Fifty-nine AML projects have been completed in counties south of Interstate 40 and east of Interstate 35 (Atoka, Coal, Haskell, Latimer, LeFlore, McIntosh, and Pittsburg). These projects have reclaimed 1, 233 acres of abandoned mine land, eliminated 61,659 feet of dangerous highwalls and 70 hazardous water bodies, and sealed 312 mine openings. The total cost of these projects cost $6.3 million and another $670,579 was expended on AML emergency projects where there was a sudden collapse of an underground mine. The emergency projects were in Haskell, Latimer, LeFlore, and Pittsburg counties.
Oklahoma conservation districts were strong supporters of the legislation that authorized the AML program and Oklahoma is one of the few states where conservation districts help with the projects. The AML program was implemented in Oklahoma through state legislation in 1981. Oklahoma receives about $1.5 million annually for AML projects and $180,000 for emergency projects. It is estimated that it would take approximately $90 million to reclaim the remaining high priority sites in the state. Over $1.6 billion has been collected from active coal mining operations for reclamation and is in the AML Trust Fund in Washington D. C., but Congress has chosen not to allocate it to states.

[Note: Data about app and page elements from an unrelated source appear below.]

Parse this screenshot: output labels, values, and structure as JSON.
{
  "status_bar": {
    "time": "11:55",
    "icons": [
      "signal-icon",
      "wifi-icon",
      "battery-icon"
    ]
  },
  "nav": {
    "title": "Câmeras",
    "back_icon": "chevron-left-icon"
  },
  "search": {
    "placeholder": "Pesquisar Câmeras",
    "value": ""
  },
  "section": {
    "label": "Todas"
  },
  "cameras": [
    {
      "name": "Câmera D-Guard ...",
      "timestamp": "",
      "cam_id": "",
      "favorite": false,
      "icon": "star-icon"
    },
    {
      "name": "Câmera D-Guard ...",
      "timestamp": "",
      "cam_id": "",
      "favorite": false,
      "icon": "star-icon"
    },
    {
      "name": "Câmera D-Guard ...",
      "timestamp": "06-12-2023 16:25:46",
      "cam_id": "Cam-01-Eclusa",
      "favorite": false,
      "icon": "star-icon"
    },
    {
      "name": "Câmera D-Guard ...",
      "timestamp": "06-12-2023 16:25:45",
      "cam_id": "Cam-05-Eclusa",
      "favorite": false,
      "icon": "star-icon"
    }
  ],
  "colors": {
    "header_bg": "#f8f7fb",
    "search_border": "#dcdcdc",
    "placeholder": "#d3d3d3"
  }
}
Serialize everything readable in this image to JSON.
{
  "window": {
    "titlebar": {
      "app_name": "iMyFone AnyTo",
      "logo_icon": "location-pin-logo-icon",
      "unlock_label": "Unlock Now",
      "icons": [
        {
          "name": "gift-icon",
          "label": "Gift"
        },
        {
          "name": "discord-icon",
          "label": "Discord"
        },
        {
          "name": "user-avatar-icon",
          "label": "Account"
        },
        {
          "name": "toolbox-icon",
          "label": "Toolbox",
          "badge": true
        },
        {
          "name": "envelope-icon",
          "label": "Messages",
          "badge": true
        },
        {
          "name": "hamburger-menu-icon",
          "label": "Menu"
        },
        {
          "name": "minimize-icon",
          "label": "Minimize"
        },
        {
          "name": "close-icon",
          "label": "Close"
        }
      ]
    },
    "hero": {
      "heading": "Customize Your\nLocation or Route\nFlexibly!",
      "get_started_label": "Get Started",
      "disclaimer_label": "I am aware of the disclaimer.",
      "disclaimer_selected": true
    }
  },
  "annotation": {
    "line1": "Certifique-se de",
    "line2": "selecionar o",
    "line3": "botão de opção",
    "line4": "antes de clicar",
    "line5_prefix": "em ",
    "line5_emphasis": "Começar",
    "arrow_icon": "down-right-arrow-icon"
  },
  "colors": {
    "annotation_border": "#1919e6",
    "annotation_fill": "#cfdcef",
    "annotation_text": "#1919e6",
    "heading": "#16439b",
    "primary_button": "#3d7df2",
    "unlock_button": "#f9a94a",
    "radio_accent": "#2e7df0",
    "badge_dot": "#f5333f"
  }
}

“It’s a shame that there weren’t regulations in place before the 1970s that required companies to reclaim coal mined areas like there is today,” said Mike Thralls, Conservation Commission executive director. “But because there wasn’t, we need to reclaim the most dangerous areas. We are proud to have completed 140 projects that have reclaimed 3,966 acres of abandoned coal mine areas and sealed 319 open mine shafts. The program has greatly reduced safety hazards and restored these areas to a productive state.”